It is always a good idea to compromise in any relationship and when it comes to a boat Carlotta had to have an input in the improvements we were about to undertake. All work on Troskala has been carried out by Work Bench Virgin Gorda. At the moment we have to say the quality of their work is outstanding.
Carlotta decided that we needed a fridge, so this was the first upgrade. We have now installed a top-loading, keel cooled Penguin fridge. This is not a bad idea and something we really needed whilst in the Caribbean and it will make food on passages easier.
My big change was to finally remove the old fuel tank, check it, clean it and re-fit, but this time with a fuel gauge. I decided to have all windows removed, cleaned, resealed and re-fitted as most of them had started leaking and all the sealant had perished in the heat.
I decided to replace all the electrics onboard. We were still running Troskala with her original wiring and after over thirty years it was time to have a full refit. I have had installed LED lighting throughout Troskala and have installed extra lights in the heads, engine bay and lazerette. We have installed additional 12V sockets near the navigation table and fans to cool the forward cabin and saloon down. I decided to replace all our instruments and have to moved to a full set of Raymarine navigational aids, which consist of a chart plotter and two multifunctional display. (photos to come). All transducers were replaced at the same time.
We have upgraded our Rutland wind generator from the 913 to the 914i, as the bearings had failed on our precious one and it cost nearly more the replace them here than buy a new one.

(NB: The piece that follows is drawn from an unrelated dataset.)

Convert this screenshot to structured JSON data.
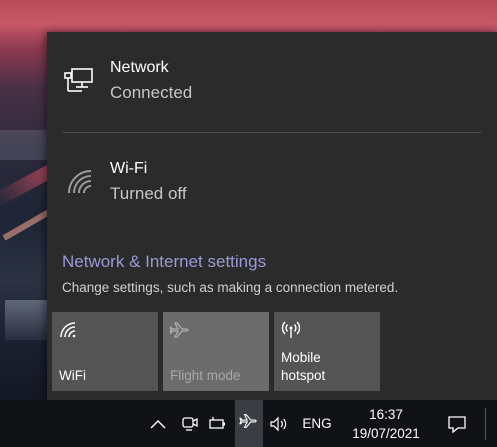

I had our engine mounts replaced. This was not a necessity but more of a safety procedure. One of the mounts was beginning to look slightly worst for ware and it is not something I want to have to think about in bad weather on our passage.
I have replaced our old fuel filter with a racor filter and water separator. I hated the old CAD296 filter and I am pleased with the new one and its ease of use.
We have fitted an electric bilge pump to supplement our manual one. This is something I always wanted but never managed to get round too, so this was a good time to get one installed.
I have had all my seacocks replaced. I had installed DZR’s three years ago and all of these had started to show signs of corrosion. I decided to install Marelon plastic seacocks through out Troskala. I have become used to these seacocks as they have been installed on the past two yachts I have worked on and I am now more than happy in taking one apart blindfolded.
We have ordered a new light-weight spinnaker pole, which arrives this Wednesday. Those of you who have read a previous blogs can probably remember the amout of curing associated with our current pole.
That is about it. It goes without saying that within the next couple of weeks Trosksla should be polished and her bottom painted. I believe she will look and feel like a new boat. There is only two weeks to have her completed before we start her sea trials so the stress is mounting and my faith lies with Work Bench BVI.
I will try to keep you all posted on the progress and I look forward to sending you photos of some of our new kit.
P.S. My gratefulness goes to Antonio Alvarez who has kindly offered us a new SSB radio in exchange for a day sail on Troskala. Words cannot express our gratitude to you and your family.